1939: The erroneous word “dord” was discovered in the Webster’s New International Dictionary, Second Edition, page 771, prompting an investigation.

March 1

1565: The city of Rio de Janeiro, Brazil, was founded.

1642: Georgeana, Mass., (now known as York, Maine), became the first incorporated city in what would become the United States.

1692: The first three women in Massachusetts were charged in what would be known as the Salem witch trials.

 

 

 

 

 

 

1781: The Continental Congress adopted the Articles of Confederation.

1790: The first U.S. census was conducted.

1803: Ohio was admitted as the 17th U.S. state.

1845: President John Tyler signed a bill authorizing the United States to annex the Republic of Texas.

1867: Nebraska became the 37th U.S. state. Lancaster, Neb., was renamed Lincoln and became the state capital.

1872: Yellowstone National Park was established as the world’s first national park.

 

March 2

 

1877: Just two days before inauguration, the U.S. Congress declared Rutherford B. Hayes the winner of the election even though Samuel J. Tilden had won the popular vote on Nov. 7, 1876.
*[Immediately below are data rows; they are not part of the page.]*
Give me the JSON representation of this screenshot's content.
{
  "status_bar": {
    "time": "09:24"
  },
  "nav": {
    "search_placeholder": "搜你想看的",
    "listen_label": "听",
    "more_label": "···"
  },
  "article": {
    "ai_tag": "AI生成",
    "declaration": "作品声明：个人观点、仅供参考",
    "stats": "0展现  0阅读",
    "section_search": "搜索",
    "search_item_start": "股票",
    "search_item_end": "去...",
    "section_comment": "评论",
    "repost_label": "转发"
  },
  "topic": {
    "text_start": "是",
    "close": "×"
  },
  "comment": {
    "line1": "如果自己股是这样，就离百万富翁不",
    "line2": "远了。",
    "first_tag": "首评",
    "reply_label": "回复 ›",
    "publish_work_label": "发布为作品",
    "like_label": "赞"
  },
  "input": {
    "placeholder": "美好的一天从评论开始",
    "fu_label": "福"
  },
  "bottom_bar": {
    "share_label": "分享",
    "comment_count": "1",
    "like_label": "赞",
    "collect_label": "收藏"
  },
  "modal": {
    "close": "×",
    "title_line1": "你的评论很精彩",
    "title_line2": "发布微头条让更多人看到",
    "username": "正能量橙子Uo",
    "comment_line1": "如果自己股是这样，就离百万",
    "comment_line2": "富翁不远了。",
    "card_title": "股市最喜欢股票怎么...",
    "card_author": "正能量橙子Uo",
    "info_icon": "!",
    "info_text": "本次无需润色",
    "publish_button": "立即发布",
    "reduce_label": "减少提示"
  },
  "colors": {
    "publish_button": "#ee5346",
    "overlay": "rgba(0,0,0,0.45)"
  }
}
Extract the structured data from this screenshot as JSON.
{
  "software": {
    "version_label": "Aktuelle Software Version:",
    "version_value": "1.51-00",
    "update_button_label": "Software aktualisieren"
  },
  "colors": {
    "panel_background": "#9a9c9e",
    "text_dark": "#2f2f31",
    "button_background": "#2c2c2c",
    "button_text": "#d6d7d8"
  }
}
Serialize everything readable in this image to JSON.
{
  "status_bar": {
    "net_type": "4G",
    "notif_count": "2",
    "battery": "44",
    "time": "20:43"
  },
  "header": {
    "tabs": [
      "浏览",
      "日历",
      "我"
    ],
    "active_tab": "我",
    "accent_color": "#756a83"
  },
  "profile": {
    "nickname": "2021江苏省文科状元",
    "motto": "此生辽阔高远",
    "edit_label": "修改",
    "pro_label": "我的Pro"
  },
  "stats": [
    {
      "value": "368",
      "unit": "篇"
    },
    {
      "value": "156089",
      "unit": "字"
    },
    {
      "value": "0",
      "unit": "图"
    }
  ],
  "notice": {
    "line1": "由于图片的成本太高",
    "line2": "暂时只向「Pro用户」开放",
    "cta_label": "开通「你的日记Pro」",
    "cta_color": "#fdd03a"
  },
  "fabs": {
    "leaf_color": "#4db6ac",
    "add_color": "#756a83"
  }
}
1903: The Martha Washington Hotel opened in New York City, becoming the first hotel exclusively for women.

1931: Born this day: former Soviet President Mikhail S. Gorbachev and U.S. author Tom Wolfe.

1933: The film King Kong opened at New York’s Radio City Music Hall.

Homesteading

“The greatest fine art of the future will be the making of a comfortable living from a small piece of land.”

 

– Abraham Lincoln

On February 19, 1909, Congress passed the Enlarged Homestead Act, doubling acreage from 160 to 320 acres in certain western states, including Montana. Although free land provided great opportunity, it also required much hard work to “prove up!” Here, the Deem family “picks rocks” in preparation for plowing near Big Sandy, ca. 1916. Photograph by Alta Deem, PAc 2009-49.9.

 

Courtesy of

www.facebook.com/MontanaHistoricalSociety